real wage and real GNP for the second quarter of 1980 through the third quarter of 1983. The
time periods reported in Table A-1 are the three federal fiscal years for which funding was
authorized plus the two quarters before the first fiscal year of authorization. Note that for the 14-
quarter time frame reported below, there were never two consecutive quarters where both the real
GNP and real wage declined from the previous quarter.
Table A-1. Change in Real GNP and Real Wages, 1980: Q2 to 1983:Q4
(Bold horizontal lines mark federal fiscal years.)
Period Real GNP Real Wage
1980: Q2 -2.11% -1.30%
1980: Q3 -0.23% 1.00%
1980: Q4 1.53% 0.30%
1981: Q1 2.01% -1.20%
1981: Q2 -0.75% -0.20%
1981: Q3 1.24% -1.10%
1981: Q4 -1.05% 0.20%
1982: Q1 -1.73% -0.10%
1982: Q2 0.55% -0.90%
1982: Q3 -0.67% 0.10%
1982: Q4 -0.03% 1.70%
1983: Q1 1.14% -0.50%
1983: Q2 2.40% 1.20%
1983: Q3 1.78% 0.50%
Source: CRS calculations based on quarterly data from the U.S. Department of Commerce, Bureau of Economic
Analysis and the U.S. Department of Labor, Bureau of Labor Statistics.
The 1980 Act is significant because the act discontinued revenue sharing for the states and
formally introduced the concept of providing countercyclical fiscal assistance through federal
grants to state and local governments as part of GRS legislation. Ultimately, the countercyclical
assistance program was never funded and thus no countercyclical fiscal assistance was provided.
Local governments generated $593.8 billion of own source revenue over the three fiscal years
covered by the 1980 Act. GRS provided $13.7 billion in grants to local governments—
approximately 2.3% of total own-source revenue. The grants to local governments probably had
little effect on the national economy given they represented 0.14% of U.S. GDP over the three-
year time frame. The $1 billion for each of 1981, 1982, and 1983 for countercyclical aid,
authorized but never spent, would have produced a negligible effect on the economy, even if fully
The final installment of the GRS program was signed into law on November 30, 1983, as the
Local Government Fiscal Amendments of 1983 (P.L. 98-185). As with the 1980 Act, only local
governments received grants. The 1983 extension was intended to stabilize the fiscal condition of
local governments. The conference report accompanying the legislation stated that the
tendency of State and Local governments to rely on relatively inelastic revenue sources, such
as local property taxes, has limited their flexibility in responding to fiscal problems. To assist
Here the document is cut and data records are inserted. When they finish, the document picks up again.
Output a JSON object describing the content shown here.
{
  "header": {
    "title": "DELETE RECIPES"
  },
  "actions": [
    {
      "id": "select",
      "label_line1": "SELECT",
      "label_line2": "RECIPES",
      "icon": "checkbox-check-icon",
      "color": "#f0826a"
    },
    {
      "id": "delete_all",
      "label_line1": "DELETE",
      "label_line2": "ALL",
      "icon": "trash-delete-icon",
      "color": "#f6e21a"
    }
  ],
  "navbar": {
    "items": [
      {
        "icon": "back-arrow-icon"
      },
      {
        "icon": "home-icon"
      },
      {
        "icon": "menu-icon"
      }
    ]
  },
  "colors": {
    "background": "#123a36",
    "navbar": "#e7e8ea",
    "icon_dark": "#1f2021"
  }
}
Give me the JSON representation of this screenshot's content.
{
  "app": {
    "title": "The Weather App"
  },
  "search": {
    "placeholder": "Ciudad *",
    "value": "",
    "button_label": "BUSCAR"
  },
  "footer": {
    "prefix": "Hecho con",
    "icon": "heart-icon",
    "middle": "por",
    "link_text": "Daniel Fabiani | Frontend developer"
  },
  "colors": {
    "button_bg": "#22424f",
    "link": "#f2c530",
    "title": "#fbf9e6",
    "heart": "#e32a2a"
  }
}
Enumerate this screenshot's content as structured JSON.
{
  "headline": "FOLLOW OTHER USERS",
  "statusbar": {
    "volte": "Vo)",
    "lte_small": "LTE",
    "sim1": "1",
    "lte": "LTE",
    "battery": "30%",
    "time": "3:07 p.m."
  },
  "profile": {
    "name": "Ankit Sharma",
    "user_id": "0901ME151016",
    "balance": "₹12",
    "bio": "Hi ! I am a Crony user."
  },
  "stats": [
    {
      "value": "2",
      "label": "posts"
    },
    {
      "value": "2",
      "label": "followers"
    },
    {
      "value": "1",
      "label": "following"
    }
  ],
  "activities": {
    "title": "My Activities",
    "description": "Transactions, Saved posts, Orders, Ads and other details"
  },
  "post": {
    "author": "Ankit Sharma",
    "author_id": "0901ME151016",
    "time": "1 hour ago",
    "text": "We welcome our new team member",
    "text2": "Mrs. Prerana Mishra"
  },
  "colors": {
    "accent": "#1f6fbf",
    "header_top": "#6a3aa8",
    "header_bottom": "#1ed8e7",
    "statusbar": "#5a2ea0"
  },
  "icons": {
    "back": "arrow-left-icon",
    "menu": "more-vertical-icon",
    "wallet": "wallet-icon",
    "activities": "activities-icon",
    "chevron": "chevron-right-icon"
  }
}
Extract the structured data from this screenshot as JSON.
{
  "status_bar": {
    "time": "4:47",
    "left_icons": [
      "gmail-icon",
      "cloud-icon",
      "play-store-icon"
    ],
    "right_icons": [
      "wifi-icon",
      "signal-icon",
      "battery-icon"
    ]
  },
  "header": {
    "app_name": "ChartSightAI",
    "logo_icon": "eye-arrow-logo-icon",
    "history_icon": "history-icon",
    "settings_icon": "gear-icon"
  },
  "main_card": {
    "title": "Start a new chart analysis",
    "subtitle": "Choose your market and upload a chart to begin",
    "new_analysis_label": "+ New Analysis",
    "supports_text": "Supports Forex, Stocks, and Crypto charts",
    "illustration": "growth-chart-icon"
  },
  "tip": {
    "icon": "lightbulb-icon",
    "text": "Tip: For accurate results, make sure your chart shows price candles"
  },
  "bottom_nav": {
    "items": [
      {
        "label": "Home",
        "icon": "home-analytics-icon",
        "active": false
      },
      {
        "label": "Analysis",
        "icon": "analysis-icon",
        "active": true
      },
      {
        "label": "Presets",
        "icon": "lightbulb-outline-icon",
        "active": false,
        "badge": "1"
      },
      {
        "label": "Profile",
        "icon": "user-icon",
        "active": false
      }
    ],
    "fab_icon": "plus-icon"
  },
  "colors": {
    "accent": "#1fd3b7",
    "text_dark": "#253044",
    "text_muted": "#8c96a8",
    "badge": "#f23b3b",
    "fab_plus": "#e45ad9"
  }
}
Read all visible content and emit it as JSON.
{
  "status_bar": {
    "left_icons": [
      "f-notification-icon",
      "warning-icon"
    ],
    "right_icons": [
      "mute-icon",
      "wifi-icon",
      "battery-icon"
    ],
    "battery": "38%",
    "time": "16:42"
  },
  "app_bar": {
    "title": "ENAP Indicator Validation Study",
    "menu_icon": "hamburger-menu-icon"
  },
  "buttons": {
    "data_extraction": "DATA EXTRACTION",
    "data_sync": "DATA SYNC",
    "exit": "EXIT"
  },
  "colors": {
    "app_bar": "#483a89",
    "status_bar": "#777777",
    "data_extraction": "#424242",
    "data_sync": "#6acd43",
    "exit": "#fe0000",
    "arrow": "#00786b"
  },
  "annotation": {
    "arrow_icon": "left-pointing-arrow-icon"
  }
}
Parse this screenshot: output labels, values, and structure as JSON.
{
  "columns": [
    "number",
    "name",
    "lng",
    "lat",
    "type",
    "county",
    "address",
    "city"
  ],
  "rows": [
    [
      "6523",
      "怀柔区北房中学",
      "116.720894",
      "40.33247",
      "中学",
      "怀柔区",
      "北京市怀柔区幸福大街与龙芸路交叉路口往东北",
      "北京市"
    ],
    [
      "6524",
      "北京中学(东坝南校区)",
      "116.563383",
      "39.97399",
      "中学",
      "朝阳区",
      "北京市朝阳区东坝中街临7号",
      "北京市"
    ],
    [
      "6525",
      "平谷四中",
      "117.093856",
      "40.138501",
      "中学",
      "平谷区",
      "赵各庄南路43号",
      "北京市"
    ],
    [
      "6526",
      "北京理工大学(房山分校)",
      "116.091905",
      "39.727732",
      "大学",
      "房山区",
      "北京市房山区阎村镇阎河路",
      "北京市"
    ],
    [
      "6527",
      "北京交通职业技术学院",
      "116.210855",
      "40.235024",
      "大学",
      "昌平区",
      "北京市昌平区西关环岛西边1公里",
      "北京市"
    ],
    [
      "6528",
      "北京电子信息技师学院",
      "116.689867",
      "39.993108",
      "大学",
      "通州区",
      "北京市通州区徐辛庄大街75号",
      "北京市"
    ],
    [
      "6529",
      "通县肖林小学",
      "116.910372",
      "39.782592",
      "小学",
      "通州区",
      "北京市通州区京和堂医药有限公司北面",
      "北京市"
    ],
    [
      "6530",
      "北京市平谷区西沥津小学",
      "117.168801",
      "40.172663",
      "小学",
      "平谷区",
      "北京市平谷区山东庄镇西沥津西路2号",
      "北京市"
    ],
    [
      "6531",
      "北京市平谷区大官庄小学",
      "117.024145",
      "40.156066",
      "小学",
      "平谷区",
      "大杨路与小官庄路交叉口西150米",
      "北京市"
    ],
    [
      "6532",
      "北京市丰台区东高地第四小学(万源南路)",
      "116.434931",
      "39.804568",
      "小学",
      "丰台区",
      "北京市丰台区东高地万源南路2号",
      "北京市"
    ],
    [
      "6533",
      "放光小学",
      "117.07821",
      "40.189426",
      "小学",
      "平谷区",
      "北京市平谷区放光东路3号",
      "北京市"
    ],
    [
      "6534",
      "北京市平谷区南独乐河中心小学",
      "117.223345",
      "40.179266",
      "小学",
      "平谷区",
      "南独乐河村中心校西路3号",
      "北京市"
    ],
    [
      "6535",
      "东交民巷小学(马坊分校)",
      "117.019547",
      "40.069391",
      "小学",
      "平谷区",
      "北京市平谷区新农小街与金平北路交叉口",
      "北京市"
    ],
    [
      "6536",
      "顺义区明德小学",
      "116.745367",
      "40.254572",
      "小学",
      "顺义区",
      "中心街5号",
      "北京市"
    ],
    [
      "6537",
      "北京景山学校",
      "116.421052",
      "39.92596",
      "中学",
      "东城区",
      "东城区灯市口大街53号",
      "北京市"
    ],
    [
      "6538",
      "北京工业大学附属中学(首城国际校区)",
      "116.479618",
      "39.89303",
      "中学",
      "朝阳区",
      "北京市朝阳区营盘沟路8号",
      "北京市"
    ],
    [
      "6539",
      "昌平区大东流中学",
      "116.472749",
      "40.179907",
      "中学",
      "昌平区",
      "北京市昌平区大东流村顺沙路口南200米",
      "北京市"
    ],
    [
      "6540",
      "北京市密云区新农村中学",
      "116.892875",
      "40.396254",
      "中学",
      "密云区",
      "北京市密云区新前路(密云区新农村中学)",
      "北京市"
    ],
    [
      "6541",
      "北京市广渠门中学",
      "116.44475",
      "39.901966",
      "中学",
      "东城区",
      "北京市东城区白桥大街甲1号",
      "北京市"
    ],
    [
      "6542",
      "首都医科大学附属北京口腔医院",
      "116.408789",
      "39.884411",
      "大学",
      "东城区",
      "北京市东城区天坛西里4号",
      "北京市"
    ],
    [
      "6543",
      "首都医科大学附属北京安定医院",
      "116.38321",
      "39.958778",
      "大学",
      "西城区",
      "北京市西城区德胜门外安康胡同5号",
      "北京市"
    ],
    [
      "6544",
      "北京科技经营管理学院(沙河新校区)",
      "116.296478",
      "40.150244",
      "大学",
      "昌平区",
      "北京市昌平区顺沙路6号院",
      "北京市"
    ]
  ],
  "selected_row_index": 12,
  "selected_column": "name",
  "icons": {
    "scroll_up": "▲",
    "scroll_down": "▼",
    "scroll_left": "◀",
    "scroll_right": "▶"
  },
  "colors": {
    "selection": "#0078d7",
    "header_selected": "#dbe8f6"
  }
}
local governments in meeting the needs of their communities in a time of fiscal stringency, 32
the Committee amendment extends the general revenue sharing program for three years.
The final extension provided the same amount for local governments as did the 1980 Act ($13.7
billion) in three equal annual installments of $4.567 billion. This amount was equal to the amount
received by local governments from 1977 through 1980. The countercyclical aid program was not
extended. The GRS program ended September 30, 1986.
Specialist in Public Finance
32 U.S. Congress, Senate Finance Committee, report to accompany S. 1426, S.Rept. 98-189, 98th Cong., July 20, 1983.
(Washington: GPO, 1983), p. 2.